§ Description of the task:
In the copy, keep every word of the data below and none of its pictures.

Supplied data Start Marker

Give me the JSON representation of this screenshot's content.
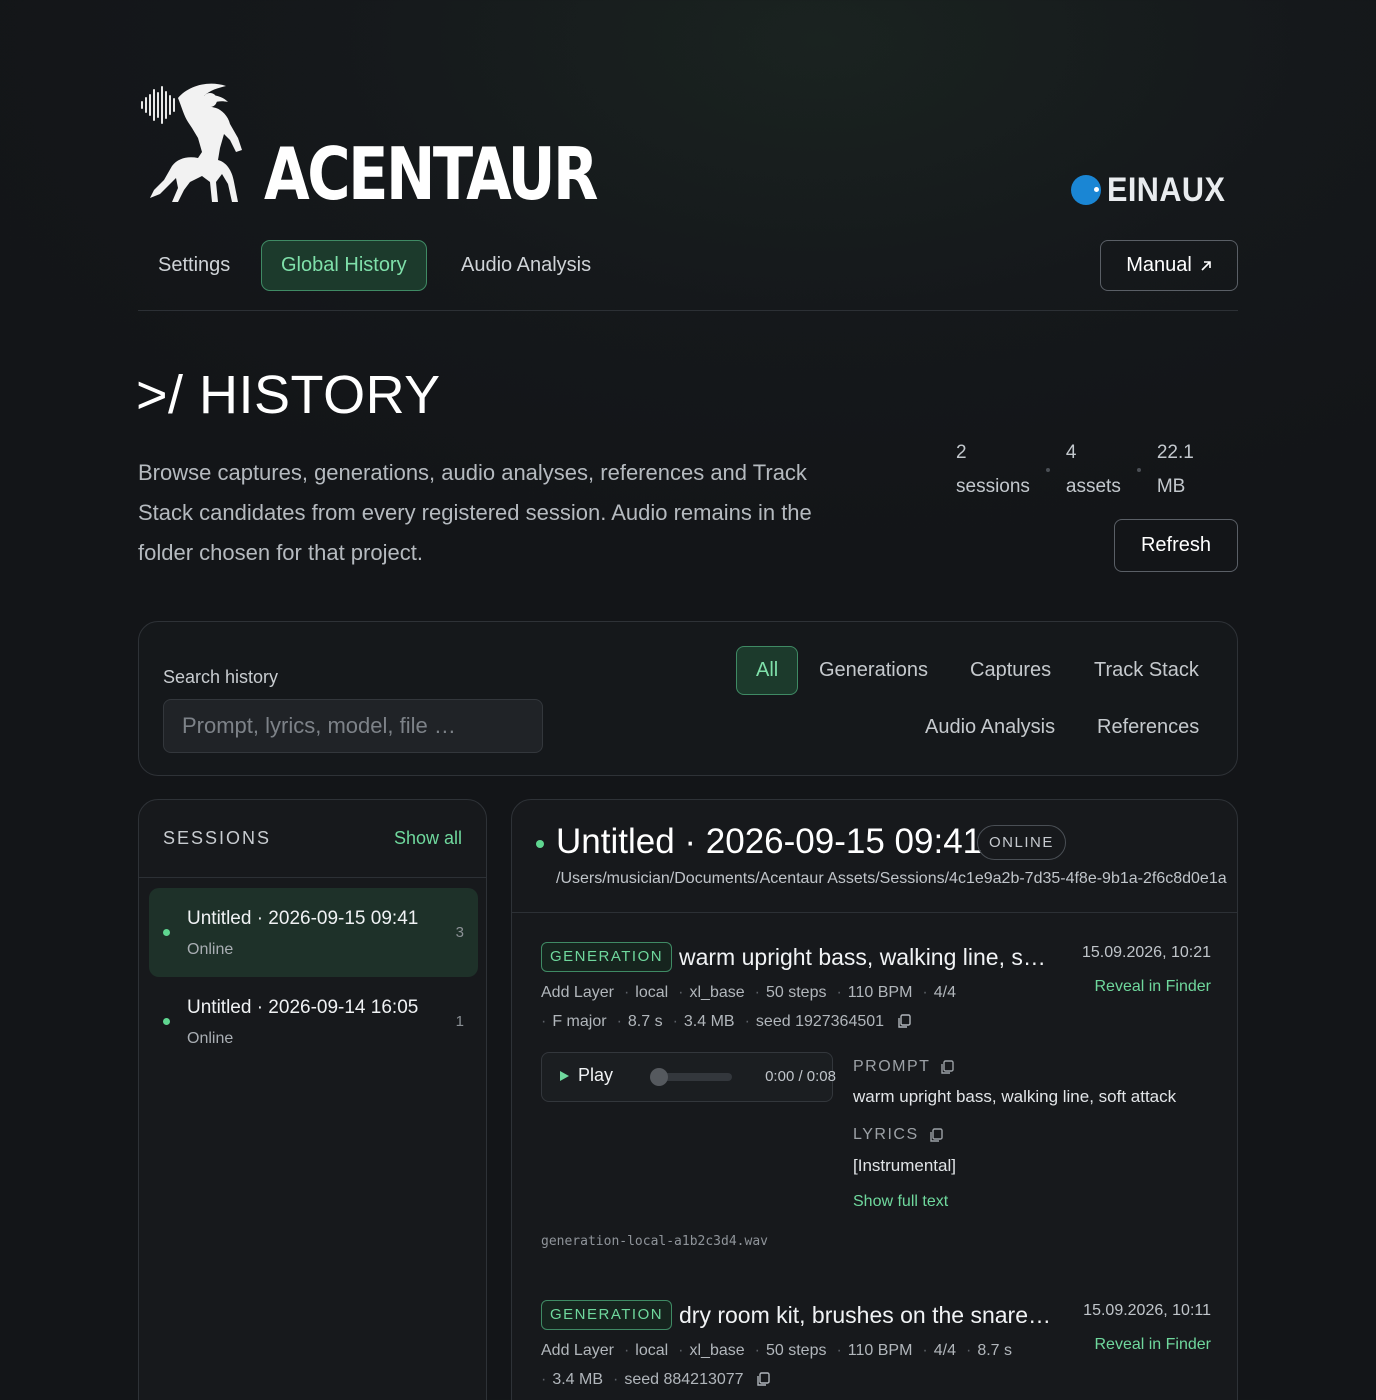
{
  "brand": {
    "name": "ACENTAUR",
    "partner": "EINAUX"
  },
  "nav": {
    "tabs": [
      {
        "label": "Settings"
      },
      {
        "label": "Global History"
      },
      {
        "label": "Audio Analysis"
      }
    ],
    "manual_label": "Manual",
    "manual_icon": "external-link-icon"
  },
  "page": {
    "title": ">/ HISTORY",
    "description": "Browse captures, generations, audio analyses, references and Track Stack candidates from every registered session. Audio remains in the folder chosen for that project.",
    "stats": [
      {
        "value": "2",
        "unit": "sessions"
      },
      {
        "value": "4",
        "unit": "assets"
      },
      {
        "value": "22.1",
        "unit": "MB"
      }
    ],
    "refresh_label": "Refresh"
  },
  "filter": {
    "search_label": "Search history",
    "search_placeholder": "Prompt, lyrics, model, file …",
    "search_value": "",
    "tabs": [
      {
        "label": "All"
      },
      {
        "label": "Generations"
      },
      {
        "label": "Captures"
      },
      {
        "label": "Track Stack"
      },
      {
        "label": "Audio Analysis"
      },
      {
        "label": "References"
      }
    ]
  },
  "sessions": {
    "title": "SESSIONS",
    "show_all": "Show all",
    "items": [
      {
        "name": "Untitled · 2026-09-15 09:41",
        "status": "Online",
        "count": "3"
      },
      {
        "name": "Untitled · 2026-09-14 16:05",
        "status": "Online",
        "count": "1"
      }
    ]
  },
  "detail": {
    "title": "Untitled · 2026-09-15 09:41",
    "badge": "ONLINE",
    "path": "/Users/musician/Documents/Acentaur Assets/Sessions/4c1e9a2b-7d35-4f8e-9b1a-2f6c8d0e1a",
    "entries": [
      {
        "type": "GENERATION",
        "title": "warm upright bass, walking line, soft attack",
        "date": "15.09.2026, 10:21",
        "reveal": "Reveal in Finder",
        "meta_line1": [
          "Add Layer",
          "local",
          "xl_base",
          "50 steps",
          "110 BPM",
          "4/4"
        ],
        "meta_line2": [
          "F major",
          "8.7 s",
          "3.4 MB"
        ],
        "seed": "seed 1927364501",
        "play_label": "Play",
        "time": "0:00 / 0:08",
        "progress": 0,
        "prompt_label": "PROMPT",
        "prompt": "warm upright bass, walking line, soft attack",
        "lyrics_label": "LYRICS",
        "lyrics": "[Instrumental]",
        "show_full": "Show full text",
        "filename": "generation-local-a1b2c3d4.wav"
      },
      {
        "type": "GENERATION",
        "title": "dry room kit, brushes on the snare, light swing",
        "date": "15.09.2026, 10:11",
        "reveal": "Reveal in Finder",
        "meta_line1": [
          "Add Layer",
          "local",
          "xl_base",
          "50 steps",
          "110 BPM",
          "4/4",
          "8.7 s"
        ],
        "meta_line2": [
          "3.4 MB"
        ],
        "seed": "seed 884213077"
      }
    ]
  },
  "colors": {
    "accent": "#6fd89d",
    "accent_bg": "#1c3a2c",
    "background": "#131518",
    "partner_blue": "#1a86d4"
  }
}
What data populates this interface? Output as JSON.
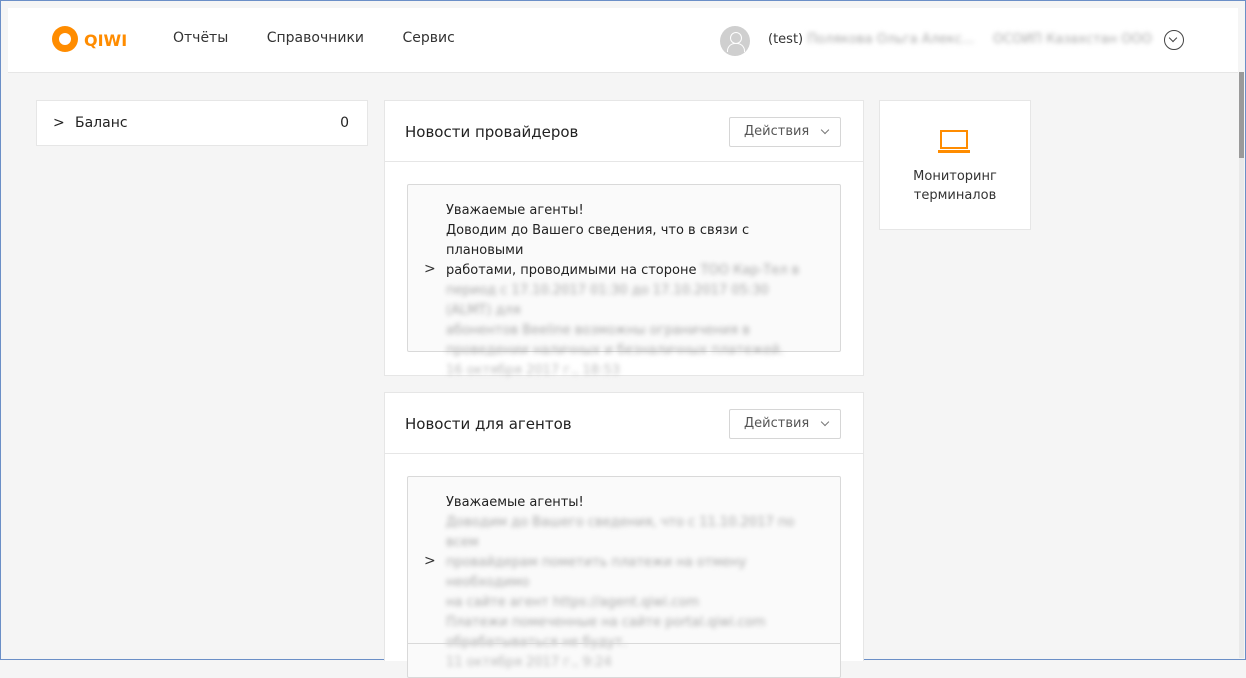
{
  "header": {
    "logo_text": "QIWI",
    "nav": [
      "Отчёты",
      "Справочники",
      "Сервис"
    ],
    "user_prefix": "(test)",
    "user_name": "Полякова Ольга Алекс...",
    "organization": "ОСОИП Казахстан ООО"
  },
  "sidebar": {
    "balance_label": "Баланс",
    "balance_value": "0"
  },
  "cards": [
    {
      "title": "Новости провайдеров",
      "actions_label": "Действия",
      "news": {
        "lines": [
          "Уважаемые агенты!",
          "Доводим до Вашего сведения, что в связи с плановыми",
          "работами, проводимыми на стороне",
          "период с 17.10.2017 01:30 до 17.10.2017 05:30 (ALMT) для",
          "абонентов Beeline возможны ограничения в",
          "проведении наличных и безналичных платежей."
        ],
        "blurred_inline": "TOO Кар-Тел в",
        "date": "16 октября 2017 г., 18:53"
      }
    },
    {
      "title": "Новости для агентов",
      "actions_label": "Действия",
      "news": {
        "lines": [
          "Уважаемые агенты!",
          "Доводим до Вашего сведения, что с 11.10.2017 по всем",
          "провайдерам пометить платежи на отмену необходимо",
          "на сайте агент https://agent.qiwi.com",
          "Платежи помеченные на сайте portal.qiwi.com",
          "обрабатываться не будут."
        ],
        "date": "11 октября 2017 г., 9:24"
      }
    }
  ],
  "widgets": {
    "monitoring_line1": "Мониторинг",
    "monitoring_line2": "терминалов"
  },
  "colors": {
    "brand": "#ff8c00",
    "border": "#e6e6e6"
  },
  "icons": [
    "chevron-right-icon",
    "chevron-down-icon",
    "avatar-icon",
    "laptop-icon",
    "circle-chevron-down-icon"
  ]
}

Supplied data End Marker

§ Your response:
Give me the JSON representation of this screenshot's content.
{
  "brand": {
    "name": "ACENTAUR",
    "partner": "EINAUX"
  },
  "nav": {
    "tabs": [
      {
        "label": "Settings"
      },
      {
        "label": "Global History"
      },
      {
        "label": "Audio Analysis"
      }
    ],
    "manual_label": "Manual",
    "manual_icon": "external-link-icon"
  },
  "page": {
    "title": ">/ HISTORY",
    "description": "Browse captures, generations, audio analyses, references and Track Stack candidates from every registered session. Audio remains in the folder chosen for that project.",
    "stats": [
      {
        "value": "2",
        "unit": "sessions"
      },
      {
        "value": "4",
        "unit": "assets"
      },
      {
        "value": "22.1",
        "unit": "MB"
      }
    ],
    "refresh_label": "Refresh"
  },
  "filter": {
    "search_label": "Search history",
    "search_placeholder": "Prompt, lyrics, model, file …",
    "search_value": "",
    "tabs": [
      {
        "label": "All"
      },
      {
        "label": "Generations"
      },
      {
        "label": "Captures"
      },
      {
        "label": "Track Stack"
      },
      {
        "label": "Audio Analysis"
      },
      {
        "label": "References"
      }
    ]
  },
  "sessions": {
    "title": "SESSIONS",
    "show_all": "Show all",
    "items": [
      {
        "name": "Untitled · 2026-09-15 09:41",
        "status": "Online",
        "count": "3"
      },
      {
        "name": "Untitled · 2026-09-14 16:05",
        "status": "Online",
        "count": "1"
      }
    ]
  },
  "detail": {
    "title": "Untitled · 2026-09-15 09:41",
    "badge": "ONLINE",
    "path": "/Users/musician/Documents/Acentaur Assets/Sessions/4c1e9a2b-7d35-4f8e-9b1a-2f6c8d0e1a",
    "entries": [
      {
        "type": "GENERATION",
        "title": "warm upright bass, walking line, soft attack",
        "date": "15.09.2026, 10:21",
        "reveal": "Reveal in Finder",
        "meta_line1": [
          "Add Layer",
          "local",
          "xl_base",
          "50 steps",
          "110 BPM",
          "4/4"
        ],
        "meta_line2": [
          "F major",
          "8.7 s",
          "3.4 MB"
        ],
        "seed": "seed 1927364501",
        "play_label": "Play",
        "time": "0:00 / 0:08",
        "progress": 0,
        "prompt_label": "PROMPT",
        "prompt": "warm upright bass, walking line, soft attack",
        "lyrics_label": "LYRICS",
        "lyrics": "[Instrumental]",
        "show_full": "Show full text",
        "filename": "generation-local-a1b2c3d4.wav"
      },
      {
        "type": "GENERATION",
        "title": "dry room kit, brushes on the snare, light swing",
        "date": "15.09.2026, 10:11",
        "reveal": "Reveal in Finder",
        "meta_line1": [
          "Add Layer",
          "local",
          "xl_base",
          "50 steps",
          "110 BPM",
          "4/4",
          "8.7 s"
        ],
        "meta_line2": [
          "3.4 MB"
        ],
        "seed": "seed 884213077"
      }
    ]
  },
  "colors": {
    "accent": "#6fd89d",
    "accent_bg": "#1c3a2c",
    "background": "#131518",
    "partner_blue": "#1a86d4"
  }
}
What data populates this interface? Output as JSON.
{
  "header": {
    "logo_text": "QIWI",
    "nav": [
      "Отчёты",
      "Справочники",
      "Сервис"
    ],
    "user_prefix": "(test)",
    "user_name": "Полякова Ольга Алекс...",
    "organization": "ОСОИП Казахстан ООО"
  },
  "sidebar": {
    "balance_label": "Баланс",
    "balance_value": "0"
  },
  "cards": [
    {
      "title": "Новости провайдеров",
      "actions_label": "Действия",
      "news": {
        "lines": [
          "Уважаемые агенты!",
          "Доводим до Вашего сведения, что в связи с плановыми",
          "работами, проводимыми на стороне",
          "период с 17.10.2017 01:30 до 17.10.2017 05:30 (ALMT) для",
          "абонентов Beeline возможны ограничения в",
          "проведении наличных и безналичных платежей."
        ],
        "blurred_inline": "TOO Кар-Тел в",
        "date": "16 октября 2017 г., 18:53"
      }
    },
    {
      "title": "Новости для агентов",
      "actions_label": "Действия",
      "news": {
        "lines": [
          "Уважаемые агенты!",
          "Доводим до Вашего сведения, что с 11.10.2017 по всем",
          "провайдерам пометить платежи на отмену необходимо",
          "на сайте агент https://agent.qiwi.com",
          "Платежи помеченные на сайте portal.qiwi.com",
          "обрабатываться не будут."
        ],
        "date": "11 октября 2017 г., 9:24"
      }
    }
  ],
  "widgets": {
    "monitoring_line1": "Мониторинг",
    "monitoring_line2": "терминалов"
  },
  "colors": {
    "brand": "#ff8c00",
    "border": "#e6e6e6"
  },
  "icons": [
    "chevron-right-icon",
    "chevron-down-icon",
    "avatar-icon",
    "laptop-icon",
    "circle-chevron-down-icon"
  ]
}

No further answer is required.